* [WHAT THE EXERCISE ASKS]:
Go line by line through the entries and show those that hold the string "data".

-=-=-

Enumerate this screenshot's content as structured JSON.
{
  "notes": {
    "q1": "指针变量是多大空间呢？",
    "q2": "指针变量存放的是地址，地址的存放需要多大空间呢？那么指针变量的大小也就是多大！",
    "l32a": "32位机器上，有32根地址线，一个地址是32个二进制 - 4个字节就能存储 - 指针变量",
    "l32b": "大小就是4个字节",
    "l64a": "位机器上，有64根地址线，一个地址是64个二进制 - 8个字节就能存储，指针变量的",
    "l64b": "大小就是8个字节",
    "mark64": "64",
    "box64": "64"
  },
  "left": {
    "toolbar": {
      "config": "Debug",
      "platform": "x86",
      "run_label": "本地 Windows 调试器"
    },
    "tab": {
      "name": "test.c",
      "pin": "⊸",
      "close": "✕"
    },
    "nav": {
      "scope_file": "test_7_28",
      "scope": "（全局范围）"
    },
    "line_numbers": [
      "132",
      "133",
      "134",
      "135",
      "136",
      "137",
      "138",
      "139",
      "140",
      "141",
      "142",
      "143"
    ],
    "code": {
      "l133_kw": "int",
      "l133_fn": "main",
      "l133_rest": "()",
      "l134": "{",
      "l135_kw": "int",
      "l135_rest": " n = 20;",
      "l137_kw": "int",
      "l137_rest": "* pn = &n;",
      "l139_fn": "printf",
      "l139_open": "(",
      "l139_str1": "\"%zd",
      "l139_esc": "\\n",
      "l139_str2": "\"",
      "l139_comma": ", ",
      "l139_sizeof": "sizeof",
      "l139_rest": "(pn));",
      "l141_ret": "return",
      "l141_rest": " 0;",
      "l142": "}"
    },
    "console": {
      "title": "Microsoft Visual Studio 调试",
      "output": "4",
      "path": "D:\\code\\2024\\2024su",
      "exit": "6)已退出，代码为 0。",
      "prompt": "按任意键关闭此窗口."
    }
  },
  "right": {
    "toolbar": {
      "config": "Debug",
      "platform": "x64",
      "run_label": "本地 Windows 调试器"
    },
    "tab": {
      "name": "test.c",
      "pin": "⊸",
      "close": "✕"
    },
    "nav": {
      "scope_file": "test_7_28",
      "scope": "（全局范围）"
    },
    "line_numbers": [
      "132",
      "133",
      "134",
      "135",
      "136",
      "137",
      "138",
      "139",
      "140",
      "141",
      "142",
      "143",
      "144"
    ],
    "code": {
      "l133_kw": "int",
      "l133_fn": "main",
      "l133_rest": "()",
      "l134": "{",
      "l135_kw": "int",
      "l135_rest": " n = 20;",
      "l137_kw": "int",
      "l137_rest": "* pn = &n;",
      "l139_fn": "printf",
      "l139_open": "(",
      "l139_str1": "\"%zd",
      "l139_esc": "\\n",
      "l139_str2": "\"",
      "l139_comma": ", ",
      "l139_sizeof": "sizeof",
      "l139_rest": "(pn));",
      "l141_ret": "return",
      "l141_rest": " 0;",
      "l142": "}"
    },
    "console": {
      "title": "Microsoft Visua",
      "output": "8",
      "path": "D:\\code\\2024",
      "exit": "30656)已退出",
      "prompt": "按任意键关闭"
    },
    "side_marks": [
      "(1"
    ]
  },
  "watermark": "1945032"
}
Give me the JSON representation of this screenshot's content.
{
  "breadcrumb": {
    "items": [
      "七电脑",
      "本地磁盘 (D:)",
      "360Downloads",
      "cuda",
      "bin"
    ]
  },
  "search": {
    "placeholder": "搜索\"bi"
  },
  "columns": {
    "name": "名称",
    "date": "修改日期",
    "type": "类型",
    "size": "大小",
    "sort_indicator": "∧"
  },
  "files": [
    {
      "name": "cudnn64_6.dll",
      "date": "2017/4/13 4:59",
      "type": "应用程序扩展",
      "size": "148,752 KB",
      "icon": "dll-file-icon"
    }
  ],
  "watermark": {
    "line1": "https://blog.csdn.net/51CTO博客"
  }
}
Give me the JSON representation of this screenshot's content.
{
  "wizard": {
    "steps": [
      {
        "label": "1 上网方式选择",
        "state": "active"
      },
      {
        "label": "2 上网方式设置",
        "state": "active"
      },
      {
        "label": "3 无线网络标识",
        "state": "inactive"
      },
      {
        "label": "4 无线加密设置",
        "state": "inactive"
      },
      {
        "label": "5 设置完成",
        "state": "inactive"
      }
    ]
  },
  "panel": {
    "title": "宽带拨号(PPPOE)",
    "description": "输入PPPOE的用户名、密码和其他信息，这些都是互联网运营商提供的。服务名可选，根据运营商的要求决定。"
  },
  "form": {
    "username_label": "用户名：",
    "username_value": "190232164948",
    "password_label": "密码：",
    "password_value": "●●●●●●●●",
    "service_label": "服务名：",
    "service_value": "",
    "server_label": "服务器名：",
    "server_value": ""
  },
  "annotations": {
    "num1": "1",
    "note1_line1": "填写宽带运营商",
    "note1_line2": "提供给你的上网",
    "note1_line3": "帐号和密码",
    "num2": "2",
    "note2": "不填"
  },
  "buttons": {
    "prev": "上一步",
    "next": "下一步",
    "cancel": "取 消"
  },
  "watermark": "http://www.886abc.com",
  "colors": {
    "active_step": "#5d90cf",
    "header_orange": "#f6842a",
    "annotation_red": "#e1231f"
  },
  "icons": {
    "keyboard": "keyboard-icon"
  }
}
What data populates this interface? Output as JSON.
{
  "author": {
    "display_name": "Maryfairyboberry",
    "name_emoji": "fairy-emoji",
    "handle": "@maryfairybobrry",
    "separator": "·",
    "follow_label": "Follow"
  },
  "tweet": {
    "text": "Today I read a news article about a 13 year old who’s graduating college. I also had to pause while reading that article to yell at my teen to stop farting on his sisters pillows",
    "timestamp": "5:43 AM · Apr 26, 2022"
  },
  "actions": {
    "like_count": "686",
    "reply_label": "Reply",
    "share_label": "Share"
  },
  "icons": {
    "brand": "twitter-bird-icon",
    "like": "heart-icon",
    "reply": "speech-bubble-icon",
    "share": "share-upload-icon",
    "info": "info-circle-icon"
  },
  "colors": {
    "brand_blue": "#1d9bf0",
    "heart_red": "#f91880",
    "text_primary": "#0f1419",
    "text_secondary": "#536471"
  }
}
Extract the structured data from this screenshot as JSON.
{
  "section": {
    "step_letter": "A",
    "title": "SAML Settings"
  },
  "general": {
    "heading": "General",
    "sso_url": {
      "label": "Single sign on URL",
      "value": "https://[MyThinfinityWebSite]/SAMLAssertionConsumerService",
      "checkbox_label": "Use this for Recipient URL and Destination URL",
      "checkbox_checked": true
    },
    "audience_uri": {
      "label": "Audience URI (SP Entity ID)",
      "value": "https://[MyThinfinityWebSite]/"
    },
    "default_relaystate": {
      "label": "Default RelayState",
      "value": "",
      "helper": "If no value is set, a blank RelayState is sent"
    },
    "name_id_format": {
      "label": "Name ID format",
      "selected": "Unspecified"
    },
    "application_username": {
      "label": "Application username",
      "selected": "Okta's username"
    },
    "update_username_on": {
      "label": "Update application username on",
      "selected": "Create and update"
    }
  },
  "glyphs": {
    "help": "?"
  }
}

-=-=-

* [ANSWER TO THE EXERCISE]:
What data populates this interface? Output as JSON.
Extract the structured data from this screenshot as JSON.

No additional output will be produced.